The federal government is a big player in public loan programs
to business. In purely financial terms, its performance is similar
to many state and local loan programs, but the dollars add up faster
because of their sheer scale.
The federal government's most significant role is as a loan guarantor,
acting as a co-signer of sorts (and thus assuming most of the risk)
on commercial loans to small businesses and on higher-risk loans.
The Small Business Administration (SBA) and the Farm Service Agency
both have guaranteed loan portfolios worth billions.
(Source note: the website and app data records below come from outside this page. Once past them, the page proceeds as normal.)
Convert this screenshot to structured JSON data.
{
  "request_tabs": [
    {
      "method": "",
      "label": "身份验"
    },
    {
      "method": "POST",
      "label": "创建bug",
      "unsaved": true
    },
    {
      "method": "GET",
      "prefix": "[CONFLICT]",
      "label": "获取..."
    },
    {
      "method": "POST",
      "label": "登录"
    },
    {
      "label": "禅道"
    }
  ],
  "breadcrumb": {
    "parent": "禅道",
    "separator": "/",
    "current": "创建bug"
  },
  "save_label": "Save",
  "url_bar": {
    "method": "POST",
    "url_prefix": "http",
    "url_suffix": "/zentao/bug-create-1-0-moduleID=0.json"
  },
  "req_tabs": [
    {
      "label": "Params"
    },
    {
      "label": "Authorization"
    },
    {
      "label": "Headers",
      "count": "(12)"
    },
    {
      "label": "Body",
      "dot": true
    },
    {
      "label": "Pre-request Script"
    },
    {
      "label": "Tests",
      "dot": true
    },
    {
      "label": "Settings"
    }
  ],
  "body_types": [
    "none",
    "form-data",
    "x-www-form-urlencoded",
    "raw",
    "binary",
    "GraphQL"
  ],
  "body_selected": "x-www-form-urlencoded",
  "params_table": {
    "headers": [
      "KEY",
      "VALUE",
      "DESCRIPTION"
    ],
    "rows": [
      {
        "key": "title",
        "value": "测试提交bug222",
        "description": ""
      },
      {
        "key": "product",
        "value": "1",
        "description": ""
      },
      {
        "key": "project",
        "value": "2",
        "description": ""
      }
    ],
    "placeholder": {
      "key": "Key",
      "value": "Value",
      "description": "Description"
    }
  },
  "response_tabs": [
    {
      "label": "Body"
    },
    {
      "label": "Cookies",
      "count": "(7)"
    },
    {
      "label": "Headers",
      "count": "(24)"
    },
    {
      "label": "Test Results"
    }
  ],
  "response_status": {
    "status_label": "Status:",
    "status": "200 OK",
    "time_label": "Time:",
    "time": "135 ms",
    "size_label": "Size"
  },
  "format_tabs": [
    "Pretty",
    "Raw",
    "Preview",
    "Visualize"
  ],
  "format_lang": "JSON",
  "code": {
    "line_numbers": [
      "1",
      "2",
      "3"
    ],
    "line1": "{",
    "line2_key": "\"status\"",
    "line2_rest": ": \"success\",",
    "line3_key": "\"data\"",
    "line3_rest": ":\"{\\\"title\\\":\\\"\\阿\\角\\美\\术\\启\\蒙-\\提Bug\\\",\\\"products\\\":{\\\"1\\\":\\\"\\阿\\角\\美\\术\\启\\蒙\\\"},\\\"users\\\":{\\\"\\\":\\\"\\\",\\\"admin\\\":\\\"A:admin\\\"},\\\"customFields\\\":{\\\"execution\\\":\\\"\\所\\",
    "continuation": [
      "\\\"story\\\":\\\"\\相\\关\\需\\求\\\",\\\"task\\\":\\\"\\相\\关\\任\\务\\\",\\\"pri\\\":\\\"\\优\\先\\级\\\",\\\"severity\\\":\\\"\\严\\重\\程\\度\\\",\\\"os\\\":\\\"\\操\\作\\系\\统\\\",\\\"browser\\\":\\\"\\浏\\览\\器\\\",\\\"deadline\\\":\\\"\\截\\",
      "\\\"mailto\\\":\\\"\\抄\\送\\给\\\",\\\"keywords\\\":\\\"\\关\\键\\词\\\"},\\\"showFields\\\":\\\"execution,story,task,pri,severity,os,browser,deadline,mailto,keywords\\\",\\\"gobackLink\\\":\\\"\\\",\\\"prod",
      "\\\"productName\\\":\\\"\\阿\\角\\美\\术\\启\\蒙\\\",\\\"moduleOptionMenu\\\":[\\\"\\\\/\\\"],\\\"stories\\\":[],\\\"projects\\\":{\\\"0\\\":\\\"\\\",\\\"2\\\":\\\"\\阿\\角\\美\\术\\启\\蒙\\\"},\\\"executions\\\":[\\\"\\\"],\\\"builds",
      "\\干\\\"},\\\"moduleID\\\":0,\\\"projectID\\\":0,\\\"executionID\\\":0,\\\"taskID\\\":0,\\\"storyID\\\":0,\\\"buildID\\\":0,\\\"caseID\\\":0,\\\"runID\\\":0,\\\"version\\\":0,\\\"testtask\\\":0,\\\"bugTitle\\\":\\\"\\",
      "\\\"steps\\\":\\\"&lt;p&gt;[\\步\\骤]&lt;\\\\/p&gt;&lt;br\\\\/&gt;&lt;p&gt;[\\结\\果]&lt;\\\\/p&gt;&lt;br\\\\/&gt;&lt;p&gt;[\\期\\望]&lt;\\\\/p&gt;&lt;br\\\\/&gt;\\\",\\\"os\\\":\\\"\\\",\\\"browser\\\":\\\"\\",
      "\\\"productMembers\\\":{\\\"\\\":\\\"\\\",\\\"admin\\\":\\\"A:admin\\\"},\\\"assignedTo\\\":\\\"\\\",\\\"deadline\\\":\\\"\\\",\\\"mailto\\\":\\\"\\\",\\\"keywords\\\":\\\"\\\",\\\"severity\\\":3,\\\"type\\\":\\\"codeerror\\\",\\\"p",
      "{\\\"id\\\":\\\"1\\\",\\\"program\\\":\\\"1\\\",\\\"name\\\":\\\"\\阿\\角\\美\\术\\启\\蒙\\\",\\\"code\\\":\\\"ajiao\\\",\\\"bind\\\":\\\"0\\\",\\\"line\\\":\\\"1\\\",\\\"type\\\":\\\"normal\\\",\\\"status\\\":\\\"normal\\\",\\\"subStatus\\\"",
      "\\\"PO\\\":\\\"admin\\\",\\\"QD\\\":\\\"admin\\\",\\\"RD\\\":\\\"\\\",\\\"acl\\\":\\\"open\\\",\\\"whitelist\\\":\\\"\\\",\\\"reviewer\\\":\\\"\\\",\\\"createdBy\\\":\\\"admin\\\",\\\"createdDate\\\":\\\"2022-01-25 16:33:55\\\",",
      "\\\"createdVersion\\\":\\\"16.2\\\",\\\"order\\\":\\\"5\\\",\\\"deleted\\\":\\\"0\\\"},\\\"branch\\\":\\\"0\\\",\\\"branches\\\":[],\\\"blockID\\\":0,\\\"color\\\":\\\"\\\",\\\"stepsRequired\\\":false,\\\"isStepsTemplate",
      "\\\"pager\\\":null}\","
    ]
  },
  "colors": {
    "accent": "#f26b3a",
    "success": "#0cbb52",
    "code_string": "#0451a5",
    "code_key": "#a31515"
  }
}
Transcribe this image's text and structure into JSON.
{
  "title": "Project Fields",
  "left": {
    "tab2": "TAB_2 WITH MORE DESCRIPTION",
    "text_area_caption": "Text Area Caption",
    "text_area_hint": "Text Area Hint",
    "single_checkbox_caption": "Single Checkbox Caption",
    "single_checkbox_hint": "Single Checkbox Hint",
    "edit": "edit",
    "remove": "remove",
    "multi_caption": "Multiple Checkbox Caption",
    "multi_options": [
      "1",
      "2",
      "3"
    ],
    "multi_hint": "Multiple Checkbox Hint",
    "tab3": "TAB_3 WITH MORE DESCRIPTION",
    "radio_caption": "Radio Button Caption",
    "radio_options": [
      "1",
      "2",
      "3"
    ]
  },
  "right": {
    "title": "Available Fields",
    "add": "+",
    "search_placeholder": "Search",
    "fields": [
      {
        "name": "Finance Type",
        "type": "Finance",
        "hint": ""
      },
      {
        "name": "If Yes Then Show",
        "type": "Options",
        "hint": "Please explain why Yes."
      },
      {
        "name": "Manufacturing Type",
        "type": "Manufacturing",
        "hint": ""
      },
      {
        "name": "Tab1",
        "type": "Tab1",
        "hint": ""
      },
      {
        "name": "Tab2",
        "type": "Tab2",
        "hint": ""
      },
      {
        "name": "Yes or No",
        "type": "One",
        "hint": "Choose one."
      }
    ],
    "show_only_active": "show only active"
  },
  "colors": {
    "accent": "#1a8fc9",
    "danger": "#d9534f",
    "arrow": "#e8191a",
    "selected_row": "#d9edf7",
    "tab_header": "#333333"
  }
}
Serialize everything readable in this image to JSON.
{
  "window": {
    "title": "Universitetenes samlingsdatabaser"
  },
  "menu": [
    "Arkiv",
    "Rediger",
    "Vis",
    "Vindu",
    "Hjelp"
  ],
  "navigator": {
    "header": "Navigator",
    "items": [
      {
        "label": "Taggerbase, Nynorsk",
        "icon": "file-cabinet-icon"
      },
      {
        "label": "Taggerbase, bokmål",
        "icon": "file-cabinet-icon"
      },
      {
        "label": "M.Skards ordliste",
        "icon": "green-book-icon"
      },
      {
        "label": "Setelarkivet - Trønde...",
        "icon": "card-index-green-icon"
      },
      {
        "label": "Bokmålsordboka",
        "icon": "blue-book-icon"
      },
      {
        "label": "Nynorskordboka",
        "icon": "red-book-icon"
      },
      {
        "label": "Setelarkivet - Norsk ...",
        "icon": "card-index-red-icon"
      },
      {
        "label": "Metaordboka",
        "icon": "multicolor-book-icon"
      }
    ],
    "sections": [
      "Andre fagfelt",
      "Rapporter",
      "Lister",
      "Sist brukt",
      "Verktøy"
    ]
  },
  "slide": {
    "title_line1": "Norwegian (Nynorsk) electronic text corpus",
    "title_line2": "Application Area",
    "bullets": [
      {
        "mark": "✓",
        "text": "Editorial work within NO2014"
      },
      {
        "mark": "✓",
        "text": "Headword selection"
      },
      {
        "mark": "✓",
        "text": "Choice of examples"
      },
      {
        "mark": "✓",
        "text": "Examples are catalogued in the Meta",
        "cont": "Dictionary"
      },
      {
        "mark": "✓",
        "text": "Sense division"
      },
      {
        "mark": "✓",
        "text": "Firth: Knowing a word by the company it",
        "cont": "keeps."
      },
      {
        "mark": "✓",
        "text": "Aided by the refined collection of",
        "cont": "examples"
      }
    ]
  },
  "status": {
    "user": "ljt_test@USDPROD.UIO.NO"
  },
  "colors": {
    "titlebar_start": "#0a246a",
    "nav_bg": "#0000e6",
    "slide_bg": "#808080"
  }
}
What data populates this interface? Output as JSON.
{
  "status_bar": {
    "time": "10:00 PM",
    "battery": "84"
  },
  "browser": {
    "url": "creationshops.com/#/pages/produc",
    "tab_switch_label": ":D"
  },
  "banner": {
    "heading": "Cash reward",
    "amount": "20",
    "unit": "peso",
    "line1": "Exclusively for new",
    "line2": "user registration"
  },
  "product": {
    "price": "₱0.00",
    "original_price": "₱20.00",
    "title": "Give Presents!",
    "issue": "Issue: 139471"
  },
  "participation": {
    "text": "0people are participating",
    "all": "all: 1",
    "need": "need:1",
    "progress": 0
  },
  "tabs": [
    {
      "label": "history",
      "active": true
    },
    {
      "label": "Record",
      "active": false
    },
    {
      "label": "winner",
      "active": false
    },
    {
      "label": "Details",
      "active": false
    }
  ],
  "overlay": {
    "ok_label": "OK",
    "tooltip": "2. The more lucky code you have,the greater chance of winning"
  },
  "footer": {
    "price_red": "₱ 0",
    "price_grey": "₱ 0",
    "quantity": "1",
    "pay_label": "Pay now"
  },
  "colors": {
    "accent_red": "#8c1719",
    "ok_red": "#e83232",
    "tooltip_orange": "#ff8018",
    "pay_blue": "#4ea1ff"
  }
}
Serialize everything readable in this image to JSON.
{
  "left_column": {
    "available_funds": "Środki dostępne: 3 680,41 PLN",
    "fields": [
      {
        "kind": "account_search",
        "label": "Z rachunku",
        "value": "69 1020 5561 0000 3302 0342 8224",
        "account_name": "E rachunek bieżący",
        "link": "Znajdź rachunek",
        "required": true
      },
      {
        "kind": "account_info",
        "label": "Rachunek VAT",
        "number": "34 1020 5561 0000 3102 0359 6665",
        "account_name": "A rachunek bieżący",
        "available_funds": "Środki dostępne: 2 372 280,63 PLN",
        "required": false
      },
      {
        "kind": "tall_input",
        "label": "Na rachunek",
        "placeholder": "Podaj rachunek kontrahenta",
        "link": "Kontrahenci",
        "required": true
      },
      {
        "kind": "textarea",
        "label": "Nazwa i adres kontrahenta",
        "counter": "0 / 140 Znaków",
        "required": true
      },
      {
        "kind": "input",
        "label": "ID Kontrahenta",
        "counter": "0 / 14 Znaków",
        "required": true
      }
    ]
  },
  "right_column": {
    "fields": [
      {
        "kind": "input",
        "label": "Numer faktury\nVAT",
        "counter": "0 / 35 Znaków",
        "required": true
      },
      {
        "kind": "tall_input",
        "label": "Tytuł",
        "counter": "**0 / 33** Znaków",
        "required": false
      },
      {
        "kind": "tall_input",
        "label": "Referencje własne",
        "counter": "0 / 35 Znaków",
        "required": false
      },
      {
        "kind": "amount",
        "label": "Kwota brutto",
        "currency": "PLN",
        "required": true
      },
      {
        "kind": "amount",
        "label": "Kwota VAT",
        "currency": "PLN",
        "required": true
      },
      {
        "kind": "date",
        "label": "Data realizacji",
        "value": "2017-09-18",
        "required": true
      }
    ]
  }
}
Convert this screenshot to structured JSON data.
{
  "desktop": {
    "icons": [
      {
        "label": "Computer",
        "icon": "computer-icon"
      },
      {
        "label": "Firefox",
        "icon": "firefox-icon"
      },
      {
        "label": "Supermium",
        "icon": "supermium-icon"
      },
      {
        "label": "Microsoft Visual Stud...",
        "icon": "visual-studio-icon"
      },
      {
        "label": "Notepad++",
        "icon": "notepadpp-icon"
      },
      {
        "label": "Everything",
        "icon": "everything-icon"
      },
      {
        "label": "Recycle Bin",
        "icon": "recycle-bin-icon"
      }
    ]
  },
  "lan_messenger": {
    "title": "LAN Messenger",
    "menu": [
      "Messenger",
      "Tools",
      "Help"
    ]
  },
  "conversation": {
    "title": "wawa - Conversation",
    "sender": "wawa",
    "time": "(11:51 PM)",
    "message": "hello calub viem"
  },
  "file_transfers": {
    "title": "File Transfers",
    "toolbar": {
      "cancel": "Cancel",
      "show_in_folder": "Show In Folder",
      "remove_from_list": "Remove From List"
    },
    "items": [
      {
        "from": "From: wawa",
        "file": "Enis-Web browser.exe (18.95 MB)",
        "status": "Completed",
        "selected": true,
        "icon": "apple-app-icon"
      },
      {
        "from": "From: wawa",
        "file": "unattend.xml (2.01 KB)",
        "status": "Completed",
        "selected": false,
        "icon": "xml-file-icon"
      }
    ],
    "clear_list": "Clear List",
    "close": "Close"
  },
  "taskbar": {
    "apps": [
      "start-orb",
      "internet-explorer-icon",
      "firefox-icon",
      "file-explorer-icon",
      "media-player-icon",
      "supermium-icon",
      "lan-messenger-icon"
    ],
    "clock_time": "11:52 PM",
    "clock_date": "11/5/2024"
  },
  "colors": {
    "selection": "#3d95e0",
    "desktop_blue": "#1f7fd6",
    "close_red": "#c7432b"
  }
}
Last year alone,
for example, the SBA's 7(a) program made about 38,000 loans worth
$9 billion, according to the SBA's Office of Financial Analysis.
The SBA branch offices in Minneapolis, Sioux Falls, Fargo and Helena
approved a total of almost 2,300 loans worth $430 million, according
to SBA online data.
The 7(a) program has a nationwide portfolio of 170,000 loans; about
6 percent (roughly 10,000 loans worth $1.5 billion) are in various
stages of liquidation, and an additional 5 percent are noncurrent.
The SBA's 504 program made about 5,000 loans worth $1.8 billion
last year, and almost 10 percent of the $7.6 billion in outstanding
loans were in liquidation as of 1998.
A number of other federal agencies are also involved in either
guaranteeing loans, making direct loans or providing grant money
as start-up capital for local loan funds. For example, there are
about 100 revolving loan funds (RLFs) in the Ninth District funded
by the Economic Development Administration (part of the U.S. Department
of Commerce) and the Rural Business-Cooperative Service (part of
the U.S. Department of Agriculture), according to a source with
the National Association of Development Organizations.
The Rural Business-Cooperative Service incurred total loan losses
of $266 million from 1993 to 1998 through its guaranteed loan and
intermediary relending programs, or more than 8 percent of all loan
funds made during this period. The programs also had combined delinquency
rates of more than 6 percent, according to a report last year by
the General Accounting Office (GAO).
The USDA also houses the Rural Utilities Service, which makes direct
loans to electricity, telecommunications and water/waste disposal
companies to improve rural infrastructure. In 1997, one of five
dollars in outstanding loan principal was either delinquent, bankrupt
or likely to default on loan repayment; from 1992-96, the program
racked up subsidy costs of more than $1 billion on direct loans,
the GAO reported.